→ What the task requires: Below are the records; copy each line in which "Write" occurs.

Component data from apps and pages
○ ○ ○ ○

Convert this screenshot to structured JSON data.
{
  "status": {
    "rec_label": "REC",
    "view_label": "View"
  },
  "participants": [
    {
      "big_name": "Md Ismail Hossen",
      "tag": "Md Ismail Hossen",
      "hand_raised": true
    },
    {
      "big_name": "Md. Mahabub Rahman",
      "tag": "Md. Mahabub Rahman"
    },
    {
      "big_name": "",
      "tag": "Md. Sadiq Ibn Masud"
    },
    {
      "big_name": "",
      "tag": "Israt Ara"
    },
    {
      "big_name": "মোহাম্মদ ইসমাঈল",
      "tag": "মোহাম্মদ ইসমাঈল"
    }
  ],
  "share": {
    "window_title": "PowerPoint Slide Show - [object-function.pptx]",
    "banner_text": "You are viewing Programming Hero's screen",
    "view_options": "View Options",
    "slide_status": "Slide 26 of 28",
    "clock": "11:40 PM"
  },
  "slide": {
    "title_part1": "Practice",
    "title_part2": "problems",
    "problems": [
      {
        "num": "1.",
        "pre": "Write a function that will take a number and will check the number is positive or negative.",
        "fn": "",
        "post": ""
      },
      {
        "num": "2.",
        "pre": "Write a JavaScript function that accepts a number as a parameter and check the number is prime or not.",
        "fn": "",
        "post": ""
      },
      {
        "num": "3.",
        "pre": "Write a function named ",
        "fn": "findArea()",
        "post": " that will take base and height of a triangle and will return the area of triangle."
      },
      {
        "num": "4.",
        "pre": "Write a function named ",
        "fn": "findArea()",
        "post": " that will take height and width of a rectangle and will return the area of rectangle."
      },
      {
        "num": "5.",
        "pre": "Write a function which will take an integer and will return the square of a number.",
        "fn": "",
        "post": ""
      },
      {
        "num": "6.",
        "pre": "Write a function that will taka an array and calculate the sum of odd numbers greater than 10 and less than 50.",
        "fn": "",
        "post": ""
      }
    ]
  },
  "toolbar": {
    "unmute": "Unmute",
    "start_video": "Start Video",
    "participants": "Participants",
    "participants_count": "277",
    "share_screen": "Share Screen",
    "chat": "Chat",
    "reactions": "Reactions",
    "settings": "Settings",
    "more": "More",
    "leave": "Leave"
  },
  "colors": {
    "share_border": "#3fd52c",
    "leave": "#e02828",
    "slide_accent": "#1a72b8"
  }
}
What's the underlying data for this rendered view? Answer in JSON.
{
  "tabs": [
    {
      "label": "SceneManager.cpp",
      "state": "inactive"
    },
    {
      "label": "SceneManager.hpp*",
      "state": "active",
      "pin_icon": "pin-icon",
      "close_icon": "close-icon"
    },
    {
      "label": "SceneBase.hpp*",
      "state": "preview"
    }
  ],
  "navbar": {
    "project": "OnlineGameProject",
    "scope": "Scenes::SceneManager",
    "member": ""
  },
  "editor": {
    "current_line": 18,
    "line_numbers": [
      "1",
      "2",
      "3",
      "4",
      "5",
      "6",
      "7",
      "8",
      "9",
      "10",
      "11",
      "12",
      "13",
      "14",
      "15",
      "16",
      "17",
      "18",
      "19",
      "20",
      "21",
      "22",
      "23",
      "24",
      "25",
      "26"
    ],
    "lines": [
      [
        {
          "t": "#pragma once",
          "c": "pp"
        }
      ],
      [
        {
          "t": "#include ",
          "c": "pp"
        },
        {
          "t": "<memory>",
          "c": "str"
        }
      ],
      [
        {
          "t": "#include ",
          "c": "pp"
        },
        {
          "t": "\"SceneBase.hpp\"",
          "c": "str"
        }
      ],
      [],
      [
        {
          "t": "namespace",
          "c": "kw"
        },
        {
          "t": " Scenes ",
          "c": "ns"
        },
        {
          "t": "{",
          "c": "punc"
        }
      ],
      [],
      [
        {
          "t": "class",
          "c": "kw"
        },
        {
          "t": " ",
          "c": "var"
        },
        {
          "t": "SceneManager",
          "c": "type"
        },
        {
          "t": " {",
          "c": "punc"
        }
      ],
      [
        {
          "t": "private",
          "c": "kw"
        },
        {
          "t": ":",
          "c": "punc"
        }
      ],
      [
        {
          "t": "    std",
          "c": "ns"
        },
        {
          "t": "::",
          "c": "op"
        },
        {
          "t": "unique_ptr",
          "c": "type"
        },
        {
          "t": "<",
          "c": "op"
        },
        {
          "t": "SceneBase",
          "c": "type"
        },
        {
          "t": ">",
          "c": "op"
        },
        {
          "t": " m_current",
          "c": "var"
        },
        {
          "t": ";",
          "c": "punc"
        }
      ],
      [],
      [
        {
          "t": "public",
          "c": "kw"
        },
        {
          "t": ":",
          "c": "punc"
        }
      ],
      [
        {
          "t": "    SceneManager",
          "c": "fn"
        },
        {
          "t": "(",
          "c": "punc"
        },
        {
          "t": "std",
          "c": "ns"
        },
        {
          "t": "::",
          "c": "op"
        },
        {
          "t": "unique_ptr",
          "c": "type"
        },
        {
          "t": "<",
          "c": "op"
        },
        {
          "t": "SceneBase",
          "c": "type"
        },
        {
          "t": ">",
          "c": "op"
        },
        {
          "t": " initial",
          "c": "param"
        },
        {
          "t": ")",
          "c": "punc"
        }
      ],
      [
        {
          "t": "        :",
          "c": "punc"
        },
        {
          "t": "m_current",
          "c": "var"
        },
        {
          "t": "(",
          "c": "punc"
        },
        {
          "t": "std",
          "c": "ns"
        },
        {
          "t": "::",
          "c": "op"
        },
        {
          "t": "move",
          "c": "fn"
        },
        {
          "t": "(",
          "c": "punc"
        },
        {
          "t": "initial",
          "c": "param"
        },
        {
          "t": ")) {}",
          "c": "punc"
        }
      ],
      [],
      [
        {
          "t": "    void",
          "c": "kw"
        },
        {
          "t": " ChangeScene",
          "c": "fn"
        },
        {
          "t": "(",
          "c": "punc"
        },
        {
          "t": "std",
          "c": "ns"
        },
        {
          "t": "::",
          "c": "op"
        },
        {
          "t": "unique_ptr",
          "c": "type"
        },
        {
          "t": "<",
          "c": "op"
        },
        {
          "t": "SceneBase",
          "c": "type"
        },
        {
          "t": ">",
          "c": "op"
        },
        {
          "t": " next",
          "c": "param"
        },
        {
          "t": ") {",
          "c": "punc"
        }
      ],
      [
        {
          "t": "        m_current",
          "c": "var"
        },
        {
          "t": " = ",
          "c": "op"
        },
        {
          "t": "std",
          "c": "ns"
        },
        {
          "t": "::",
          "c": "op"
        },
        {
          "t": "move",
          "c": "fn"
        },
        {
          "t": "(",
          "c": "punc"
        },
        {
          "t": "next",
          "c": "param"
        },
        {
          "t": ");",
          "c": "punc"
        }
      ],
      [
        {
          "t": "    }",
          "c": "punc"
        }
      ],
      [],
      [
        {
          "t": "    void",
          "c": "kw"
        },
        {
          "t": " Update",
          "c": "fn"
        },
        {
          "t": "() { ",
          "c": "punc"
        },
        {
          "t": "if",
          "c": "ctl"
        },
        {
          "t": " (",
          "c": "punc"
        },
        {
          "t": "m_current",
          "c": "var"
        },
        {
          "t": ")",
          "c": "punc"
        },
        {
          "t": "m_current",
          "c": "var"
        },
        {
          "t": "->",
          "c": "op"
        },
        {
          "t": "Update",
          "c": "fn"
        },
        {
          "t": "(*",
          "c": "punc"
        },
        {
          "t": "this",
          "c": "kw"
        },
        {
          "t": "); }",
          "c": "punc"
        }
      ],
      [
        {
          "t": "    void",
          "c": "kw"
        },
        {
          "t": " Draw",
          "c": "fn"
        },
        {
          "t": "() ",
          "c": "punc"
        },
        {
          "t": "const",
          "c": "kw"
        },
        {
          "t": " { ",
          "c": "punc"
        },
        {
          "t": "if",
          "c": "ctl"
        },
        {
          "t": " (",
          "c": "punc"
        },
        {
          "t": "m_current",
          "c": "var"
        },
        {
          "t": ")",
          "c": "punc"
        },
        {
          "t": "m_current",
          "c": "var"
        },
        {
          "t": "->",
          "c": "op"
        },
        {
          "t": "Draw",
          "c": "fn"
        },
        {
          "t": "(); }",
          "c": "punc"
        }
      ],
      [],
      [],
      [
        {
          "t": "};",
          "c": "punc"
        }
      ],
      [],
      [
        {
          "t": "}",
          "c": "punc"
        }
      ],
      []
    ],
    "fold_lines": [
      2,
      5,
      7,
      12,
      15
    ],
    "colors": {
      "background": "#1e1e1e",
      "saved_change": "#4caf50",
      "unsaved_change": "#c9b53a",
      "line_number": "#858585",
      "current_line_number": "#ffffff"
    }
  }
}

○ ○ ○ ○

→ Task answer:
        "pre": "Write a function that will take a number and will check the number is positive or negative.",
        "pre": "Write a JavaScript function that accepts a number as a parameter and check the number is prime or not.",
        "pre": "Write a function named ",
        "pre": "Write a function named ",
        "pre": "Write a function which will take an integer and will return the square of a number.",
        "pre": "Write a function that will taka an array and calculate the sum of odd numbers greater than 10 and less than 50.",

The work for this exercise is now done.